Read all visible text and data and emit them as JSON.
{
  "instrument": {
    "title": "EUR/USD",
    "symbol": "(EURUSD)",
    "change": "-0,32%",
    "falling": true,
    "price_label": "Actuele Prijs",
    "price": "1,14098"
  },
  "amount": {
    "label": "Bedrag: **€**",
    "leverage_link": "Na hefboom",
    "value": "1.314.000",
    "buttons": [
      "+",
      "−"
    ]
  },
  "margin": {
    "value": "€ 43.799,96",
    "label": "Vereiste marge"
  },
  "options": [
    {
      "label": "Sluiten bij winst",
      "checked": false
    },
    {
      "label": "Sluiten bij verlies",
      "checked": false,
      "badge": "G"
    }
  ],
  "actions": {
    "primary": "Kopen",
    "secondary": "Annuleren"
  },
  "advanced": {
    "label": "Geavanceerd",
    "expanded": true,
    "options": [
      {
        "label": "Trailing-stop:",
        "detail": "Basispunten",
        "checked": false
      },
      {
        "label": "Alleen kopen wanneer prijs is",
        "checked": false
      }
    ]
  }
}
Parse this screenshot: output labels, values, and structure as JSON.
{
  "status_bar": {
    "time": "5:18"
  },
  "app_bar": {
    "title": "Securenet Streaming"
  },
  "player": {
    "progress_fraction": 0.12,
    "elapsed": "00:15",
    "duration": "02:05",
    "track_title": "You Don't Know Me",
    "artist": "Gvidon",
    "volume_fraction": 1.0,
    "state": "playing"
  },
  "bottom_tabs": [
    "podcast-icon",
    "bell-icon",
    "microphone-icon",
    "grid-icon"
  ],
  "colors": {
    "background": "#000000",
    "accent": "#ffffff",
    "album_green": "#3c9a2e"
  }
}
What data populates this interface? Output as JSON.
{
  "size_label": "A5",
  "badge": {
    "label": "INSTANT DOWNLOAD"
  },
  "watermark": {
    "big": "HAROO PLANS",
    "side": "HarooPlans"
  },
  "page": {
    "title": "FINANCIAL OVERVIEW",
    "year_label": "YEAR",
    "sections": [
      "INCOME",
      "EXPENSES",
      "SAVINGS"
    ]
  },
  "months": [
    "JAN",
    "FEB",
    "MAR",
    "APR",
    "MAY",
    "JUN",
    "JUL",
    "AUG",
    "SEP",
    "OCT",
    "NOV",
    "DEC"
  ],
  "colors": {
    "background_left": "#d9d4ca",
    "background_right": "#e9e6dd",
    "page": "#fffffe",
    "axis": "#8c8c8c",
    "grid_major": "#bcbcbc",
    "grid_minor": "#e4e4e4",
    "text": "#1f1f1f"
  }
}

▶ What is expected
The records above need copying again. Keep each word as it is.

▶ Finished exercise
Read all visible text and data and emit them as JSON.
{
  "instrument": {
    "title": "EUR/USD",
    "symbol": "(EURUSD)",
    "change": "-0,32%",
    "falling": true,
    "price_label": "Actuele Prijs",
    "price": "1,14098"
  },
  "amount": {
    "label": "Bedrag: **€**",
    "leverage_link": "Na hefboom",
    "value": "1.314.000",
    "buttons": [
      "+",
      "−"
    ]
  },
  "margin": {
    "value": "€ 43.799,96",
    "label": "Vereiste marge"
  },
  "options": [
    {
      "label": "Sluiten bij winst",
      "checked": false
    },
    {
      "label": "Sluiten bij verlies",
      "checked": false,
      "badge": "G"
    }
  ],
  "actions": {
    "primary": "Kopen",
    "secondary": "Annuleren"
  },
  "advanced": {
    "label": "Geavanceerd",
    "expanded": true,
    "options": [
      {
        "label": "Trailing-stop:",
        "detail": "Basispunten",
        "checked": false
      },
      {
        "label": "Alleen kopen wanneer prijs is",
        "checked": false
      }
    ]
  }
}
Parse this screenshot: output labels, values, and structure as JSON.
{
  "status_bar": {
    "time": "5:18"
  },
  "app_bar": {
    "title": "Securenet Streaming"
  },
  "player": {
    "progress_fraction": 0.12,
    "elapsed": "00:15",
    "duration": "02:05",
    "track_title": "You Don't Know Me",
    "artist": "Gvidon",
    "volume_fraction": 1.0,
    "state": "playing"
  },
  "bottom_tabs": [
    "podcast-icon",
    "bell-icon",
    "microphone-icon",
    "grid-icon"
  ],
  "colors": {
    "background": "#000000",
    "accent": "#ffffff",
    "album_green": "#3c9a2e"
  }
}
What data populates this interface? Output as JSON.
{
  "size_label": "A5",
  "badge": {
    "label": "INSTANT DOWNLOAD"
  },
  "watermark": {
    "big": "HAROO PLANS",
    "side": "HarooPlans"
  },
  "page": {
    "title": "FINANCIAL OVERVIEW",
    "year_label": "YEAR",
    "sections": [
      "INCOME",
      "EXPENSES",
      "SAVINGS"
    ]
  },
  "months": [
    "JAN",
    "FEB",
    "MAR",
    "APR",
    "MAY",
    "JUN",
    "JUL",
    "AUG",
    "SEP",
    "OCT",
    "NOV",
    "DEC"
  ],
  "colors": {
    "background_left": "#d9d4ca",
    "background_right": "#e9e6dd",
    "page": "#fffffe",
    "axis": "#8c8c8c",
    "grid_major": "#bcbcbc",
    "grid_minor": "#e4e4e4",
    "text": "#1f1f1f"
  }
}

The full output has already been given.